I didn’t ask about the other points made by Crok. But with this response from the KNMI it already is very obvious that Crok didn’t interpret their statements correctly.
For example when the KNMI said the following:
The Netherlands is also of the opinion that the word ‘comprehensive’ may have to be deleted, because producing comprehensive assessments becomes virtually impossible with the ever expanding body of knowledge and IPCC may be more relevant by producing more special reports on topics that are new and controversial.
They are talking about making the reports smaller and more up to date so they can be released quicker. That way we don’t have to wait 7 years before the next report comes out; this is because used research can become outdated.

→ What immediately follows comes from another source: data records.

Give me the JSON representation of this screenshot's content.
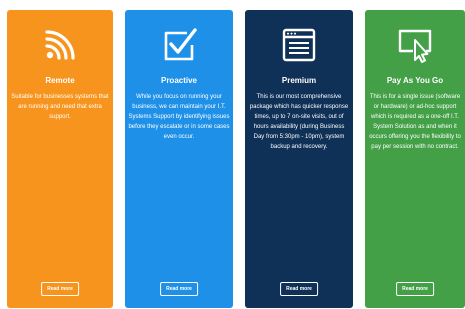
{
  "cards": [
    {
      "icon": "wifi-signal-icon",
      "color": "#f7941d",
      "title": "Remote",
      "description": "Suitable for businesses systems that are running and need that extra support.",
      "button_label": "Read more"
    },
    {
      "icon": "checkbox-check-icon",
      "color": "#1e90e8",
      "title": "Proactive",
      "description": "While you focus on running your business, we can maintain your I.T. Systems Support by identifying issues before they escalate or in some cases even occur.",
      "button_label": "Read more"
    },
    {
      "icon": "browser-window-icon",
      "color": "#0f3057",
      "title": "Premium",
      "description": "This is our most comprehensive package which has quicker response times, up to 7 on-site visits, out of hours availability (during Business Day from 5:30pm - 10pm), system backup and recovery.",
      "button_label": "Read more"
    },
    {
      "icon": "cursor-click-icon",
      "color": "#43a047",
      "title": "Pay As You Go",
      "description": "This is for a single issue (software or hardware) or ad-hoc support which is required as a one-off I.T. System Solution as and when it occurs offering you the flexibility to pay per session with no contract.",
      "button_label": "Read more"
    }
  ]
}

They very clearly state this on page one of their document:
Because of the huge effort needed, new assessments appear with increasing intervals, now seven years; literature must be available a substantial period before the approval of an IPCC report. Parts of the information in the reports are quickly outdated, and this influences users’ perception of value of the entire reports.
This is not about the IPCC reports not being comprehensive, they are. It’s not about the IPCC not including minority views, it’s about them using more recent and thus more controversial research in their reports. The KNMI also recommended the IPCC to make the reports smaller so that they are released more often.
From the start of this whole kerfuffle it was obvious to me that the statements from the KNMI weren’t being interpreted correctly. As anyone who is familiar with how the IPCC works and what is in their reports should know.
But I did something the so-called sceptics didn’t do: ask if my interpretation was correct.
As scepticism doesn’t start with the viewpoints and claims of others. Being a sceptic starts with examining your own viewpoints, the positions you hold, the claims you make, and the quality of the evidence you use for those. If you are not doing that, like what happened surrounding the KNMI statements, you can’t call yourself a true sceptic.
Update 2013-07-26 @ 12:46:
Removed the statement “He also seems to think that the KNMI is recommending the IPCC to include so-called sceptics of anthropogenic climate change for their reports.” as that wasn’t a correct representation of what Crok said.
Update 2013-07-28 @ 17:46:
A follow-up blog post is now available with my take on the responses from Marcel Crok.